### Requirement:
Would you copy the entries that follow exactly, leaving out every picture?

### Records for the exercise:
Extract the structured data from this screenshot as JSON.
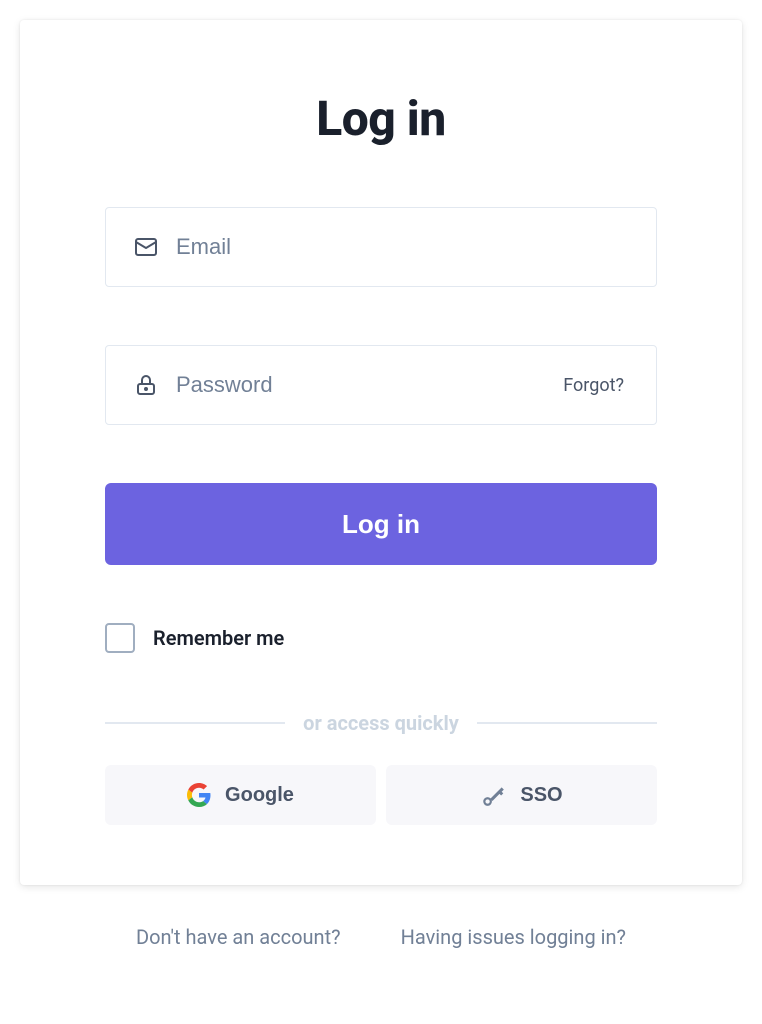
{
  "title": "Log in",
  "email": {
    "placeholder": "Email",
    "value": ""
  },
  "password": {
    "placeholder": "Password",
    "value": "",
    "forgot_label": "Forgot?"
  },
  "login_button_label": "Log in",
  "remember": {
    "label": "Remember me",
    "checked": false
  },
  "divider_text": "or access quickly",
  "oauth": {
    "google_label": "Google",
    "sso_label": "SSO"
  },
  "footer": {
    "signup_prompt": "Don't have an account?",
    "issues_prompt": "Having issues logging in?"
  },
  "colors": {
    "primary": "#6c63e0",
    "text_dark": "#1a202c",
    "text_muted": "#718096"
  }
}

### Response:
Extract the structured data from this screenshot as JSON.
{
  "title": "Log in",
  "email": {
    "placeholder": "Email",
    "value": ""
  },
  "password": {
    "placeholder": "Password",
    "value": "",
    "forgot_label": "Forgot?"
  },
  "login_button_label": "Log in",
  "remember": {
    "label": "Remember me",
    "checked": false
  },
  "divider_text": "or access quickly",
  "oauth": {
    "google_label": "Google",
    "sso_label": "SSO"
  },
  "footer": {
    "signup_prompt": "Don't have an account?",
    "issues_prompt": "Having issues logging in?"
  },
  "colors": {
    "primary": "#6c63e0",
    "text_dark": "#1a202c",
    "text_muted": "#718096"
  }
}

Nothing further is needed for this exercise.